Azmi’s mural of the football greats featuring Ali Bakar, Datuk Namat Abdullah, M Kuppan, Pang Siang Hock, Shukor Salleh and Mohd Faiz Subri (the first Asian to win the FIFA Puskas Award) at the City Stadium in George Town.
But at the back of his mind, Azmi knew he had to continue to do what he does best – caricature. He began to observe the new lifestyle brought on by the pandemic in order to gain ideas.
One of his earliest pandemic caricatures completed during Cheng Beng (Tomb Sweeping Day) in 2021 depicts two ghosts discussing if they should scan the MySejahtera QR code first before eating, which was well received by netizens. “I think because it resonates with people,” he says.
Checking in with MySejahtera, 2021.
When Azmi sketched the state’s last remaining “squatting” Teochew porridge stall, he had no idea the stall had decided to call it a day at the time. The Teochew porridge stall, which belonged to Tan Jin Hock, 80, used to be a popular spot for the elderly to gather during lunchtime along the busy Jalan Magazine.
“When I drew this sketch, the stall was still operating. After that, I read in the news that the stall is closing down. It is sad because the stall is such an important part of Penang’s heritage.

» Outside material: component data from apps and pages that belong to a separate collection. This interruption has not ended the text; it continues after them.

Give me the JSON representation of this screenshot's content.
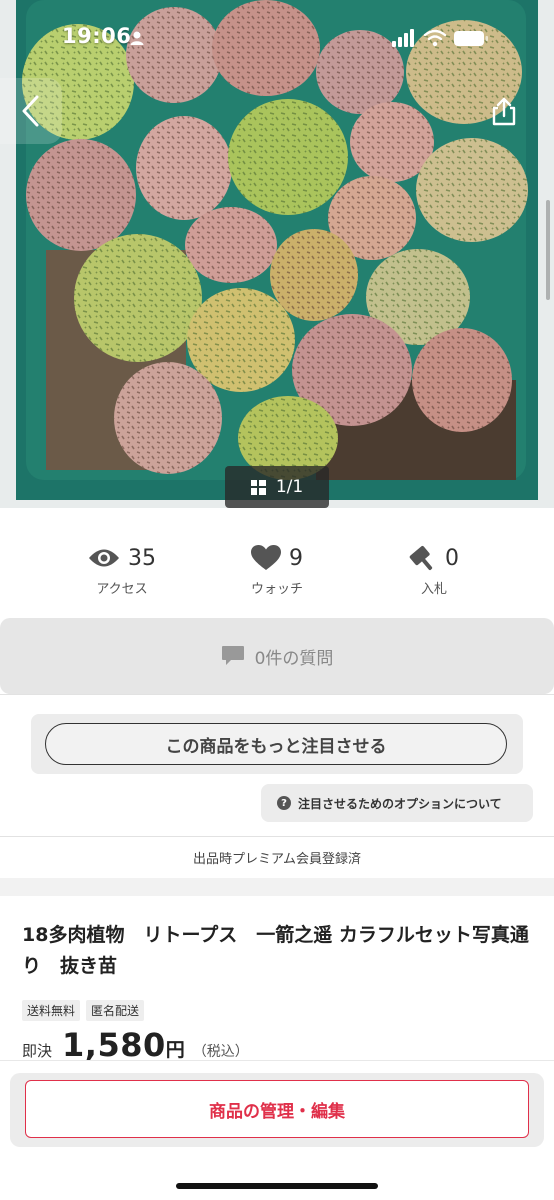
{
  "status_bar": {
    "time": "19:06"
  },
  "photo": {
    "counter": "1/1"
  },
  "stats": [
    {
      "icon": "eye-icon",
      "value": "35",
      "label": "アクセス"
    },
    {
      "icon": "heart-icon",
      "value": "9",
      "label": "ウォッチ"
    },
    {
      "icon": "gavel-icon",
      "value": "0",
      "label": "入札"
    }
  ],
  "questions": {
    "label": "0件の質問"
  },
  "promote": {
    "button_label": "この商品をもっと注目させる",
    "options_label": "注目させるためのオプションについて"
  },
  "premium_note": "出品時プレミアム会員登録済",
  "item": {
    "title": "18多肉植物　リトープス　一箭之遥 カラフルセット写真通り　抜き苗",
    "badges": [
      "送料無料",
      "匿名配送"
    ],
    "price_kind": "即決",
    "price": "1,580",
    "price_unit": "円",
    "tax": "（税込）"
  },
  "bottom": {
    "manage_label": "商品の管理・編集"
  },
  "colors": {
    "accent": "#e0304a",
    "pot": "#1f7a6e"
  }
}
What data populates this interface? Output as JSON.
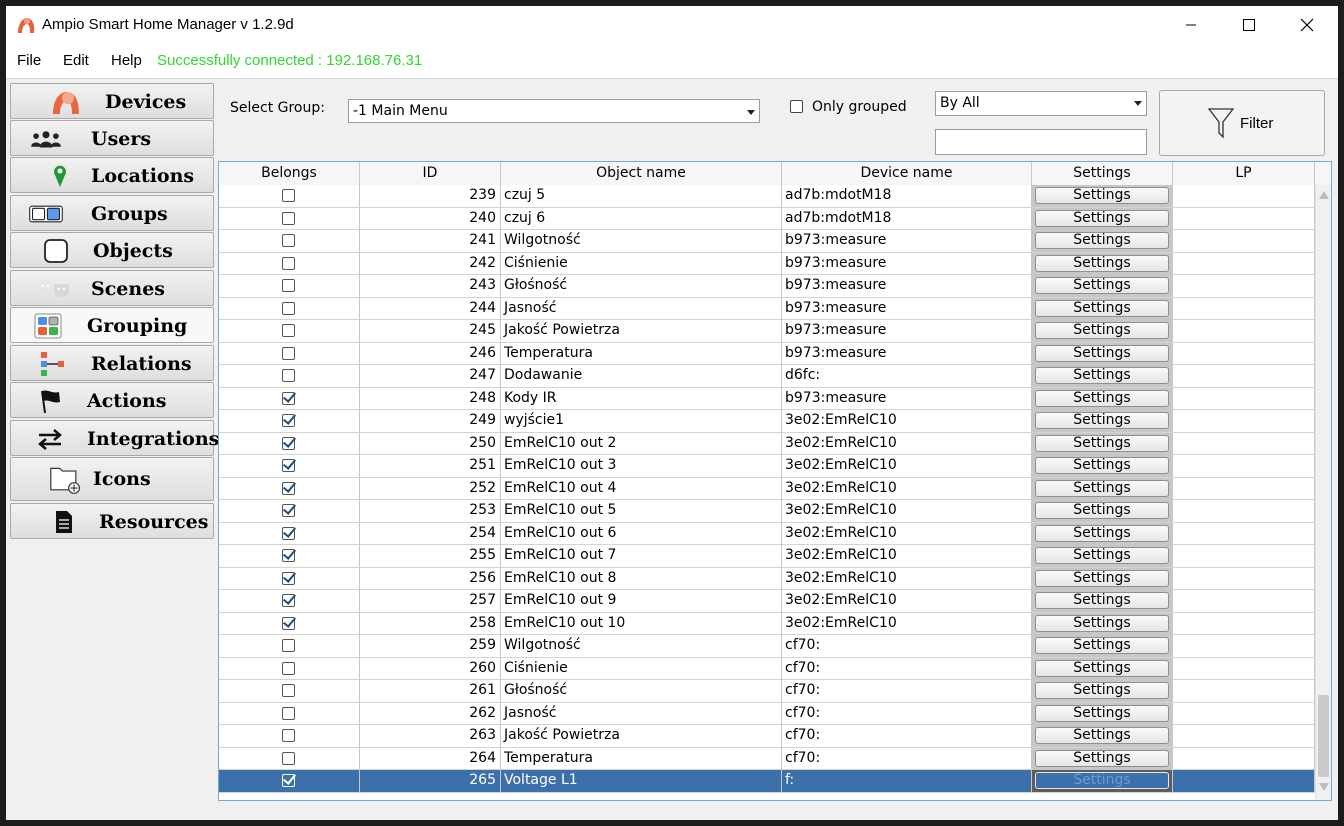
{
  "window": {
    "title": "Ampio Smart Home Manager v 1.2.9d",
    "controls": {
      "minimize": "minimize",
      "maximize": "maximize",
      "close": "close"
    }
  },
  "menu": {
    "file": "File",
    "edit": "Edit",
    "help": "Help",
    "status": "Successfully connected : 192.168.76.31",
    "status_color": "#33d533"
  },
  "sidebar": {
    "items": [
      {
        "label": "Devices",
        "icon": "devices-icon"
      },
      {
        "label": "Users",
        "icon": "users-icon"
      },
      {
        "label": "Locations",
        "icon": "location-pin-icon"
      },
      {
        "label": "Groups",
        "icon": "groups-icon"
      },
      {
        "label": "Objects",
        "icon": "objects-icon"
      },
      {
        "label": "Scenes",
        "icon": "theater-masks-icon"
      },
      {
        "label": "Grouping",
        "icon": "grouping-icon",
        "active": true
      },
      {
        "label": "Relations",
        "icon": "relations-icon"
      },
      {
        "label": "Actions",
        "icon": "flag-icon"
      },
      {
        "label": "Integrations",
        "icon": "arrows-exchange-icon"
      },
      {
        "label": "Icons",
        "icon": "folder-add-icon"
      },
      {
        "label": "Resources",
        "icon": "document-icon"
      }
    ]
  },
  "filter": {
    "select_group_label": "Select Group:",
    "select_group_value": "-1 Main Menu",
    "only_grouped_label": "Only grouped",
    "only_grouped_checked": false,
    "by_all_value": "By All",
    "filter_text_value": "",
    "filter_button_label": "Filter"
  },
  "table": {
    "columns": [
      "Belongs",
      "ID",
      "Object name",
      "Device name",
      "Settings",
      "LP"
    ],
    "settings_label": "Settings",
    "rows": [
      {
        "belongs": false,
        "id": "239",
        "object": " czuj 5",
        "device": "ad7b:mdotM18",
        "lp": ""
      },
      {
        "belongs": false,
        "id": "240",
        "object": " czuj 6",
        "device": "ad7b:mdotM18",
        "lp": ""
      },
      {
        "belongs": false,
        "id": "241",
        "object": "Wilgotność",
        "device": "b973:measure",
        "lp": ""
      },
      {
        "belongs": false,
        "id": "242",
        "object": "Ciśnienie",
        "device": "b973:measure",
        "lp": ""
      },
      {
        "belongs": false,
        "id": "243",
        "object": "Głośność",
        "device": "b973:measure",
        "lp": ""
      },
      {
        "belongs": false,
        "id": "244",
        "object": "Jasność",
        "device": "b973:measure",
        "lp": ""
      },
      {
        "belongs": false,
        "id": "245",
        "object": "Jakość Powietrza",
        "device": "b973:measure",
        "lp": ""
      },
      {
        "belongs": false,
        "id": "246",
        "object": "Temperatura",
        "device": "b973:measure",
        "lp": ""
      },
      {
        "belongs": false,
        "id": "247",
        "object": "Dodawanie",
        "device": "d6fc:",
        "lp": ""
      },
      {
        "belongs": true,
        "id": "248",
        "object": "Kody IR",
        "device": "b973:measure",
        "lp": ""
      },
      {
        "belongs": true,
        "id": "249",
        "object": "wyjście1",
        "device": "3e02:EmRelC10",
        "lp": ""
      },
      {
        "belongs": true,
        "id": "250",
        "object": "EmRelC10 out 2",
        "device": "3e02:EmRelC10",
        "lp": ""
      },
      {
        "belongs": true,
        "id": "251",
        "object": "EmRelC10 out 3",
        "device": "3e02:EmRelC10",
        "lp": ""
      },
      {
        "belongs": true,
        "id": "252",
        "object": "EmRelC10 out 4",
        "device": "3e02:EmRelC10",
        "lp": ""
      },
      {
        "belongs": true,
        "id": "253",
        "object": "EmRelC10 out 5",
        "device": "3e02:EmRelC10",
        "lp": ""
      },
      {
        "belongs": true,
        "id": "254",
        "object": "EmRelC10 out 6",
        "device": "3e02:EmRelC10",
        "lp": ""
      },
      {
        "belongs": true,
        "id": "255",
        "object": "EmRelC10 out 7",
        "device": "3e02:EmRelC10",
        "lp": ""
      },
      {
        "belongs": true,
        "id": "256",
        "object": "EmRelC10 out 8",
        "device": "3e02:EmRelC10",
        "lp": ""
      },
      {
        "belongs": true,
        "id": "257",
        "object": "EmRelC10 out 9",
        "device": "3e02:EmRelC10",
        "lp": ""
      },
      {
        "belongs": true,
        "id": "258",
        "object": "EmRelC10 out 10",
        "device": "3e02:EmRelC10",
        "lp": ""
      },
      {
        "belongs": false,
        "id": "259",
        "object": "Wilgotność",
        "device": "cf70:",
        "lp": ""
      },
      {
        "belongs": false,
        "id": "260",
        "object": "Ciśnienie",
        "device": "cf70:",
        "lp": ""
      },
      {
        "belongs": false,
        "id": "261",
        "object": "Głośność",
        "device": "cf70:",
        "lp": ""
      },
      {
        "belongs": false,
        "id": "262",
        "object": "Jasność",
        "device": "cf70:",
        "lp": ""
      },
      {
        "belongs": false,
        "id": "263",
        "object": "Jakość Powietrza",
        "device": "cf70:",
        "lp": ""
      },
      {
        "belongs": false,
        "id": "264",
        "object": "Temperatura",
        "device": "cf70:",
        "lp": ""
      },
      {
        "belongs": true,
        "id": "265",
        "object": "Voltage L1",
        "device": "f:",
        "lp": "",
        "selected": true
      }
    ]
  }
}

That particular sketch will be a memory for Penangites who have eaten there before,” he says.
Yay to Dining In, 2021.
Azmi’s endeavour to sketch Penang’s pandemic stories hasn’t been easy, though. One of his main challenges is getting ideas. “To convert the current situation into a cartoon is not easy. I need to do some research and explore Tanjong, the old name for George Town, for my reference.
“Sometimes inspiration randomly came out of nowhere, too, like when I was walking down Lebuh Pasar and I overheard an uncle telling his friend the number of the day’s daily cases and his friend thought it was a 4D number,” he says.
Ministry of Health Daily Updates, 2021.
But which of his sketches is his favourite? “I like the sketch of Hari Raya 2020. At that time, interstate travel to balik kampung for Aidilfitri was not allowed, but we were allowed to visit our nearby families and our neighbours under strict SOPs. So, I imagined a scene of how we would celebrate Hari Raya if we were not allowed to even visit our neighbours.
“However, due to the high number of cases, even visiting was not allowed in 2021. So it came as a surprise to me that I managed to sketch this year’s Aidilfitri, one year before it happened. It’s time to buy a drone,” he jokes.
Preserving Traditions Creatively, 2020.
Pandemic art has been around for a long time; Edvard Munch literally has a painting called “Self-Portrait After the Spanish Flu”. But rather than capturing sad realities of the pandemic, Azmi injected humour into his work to keep us going. “I am a true believer that we must move on in life, no matter how dire the circumstances.
I wouldn’t be where I am today if someone had lent me the money I needed that day at the Esplanade back in 2013, and I wouldn’t have survived the movement control order if I stayed in my comfort zone. We must keep fighting to move on in life,” he says.
Find these comics by Penang-born cartoonist Azmi Hussin in the “Tanjong Life: The New Norm” comic book. Presented by George Town Festival, “Tanjong Life: The New Norm” is a comic book created entirely in lockdown by Azmi Hussin. The book’s publication will be followed by a sharing session, scheduled to be held alongside George Town Festival 2021 in July this year. Click here for more information.
 “COVID-19 Impact to the Arts Report”, Cultural Economy Development Agency (CENDANA), (2020).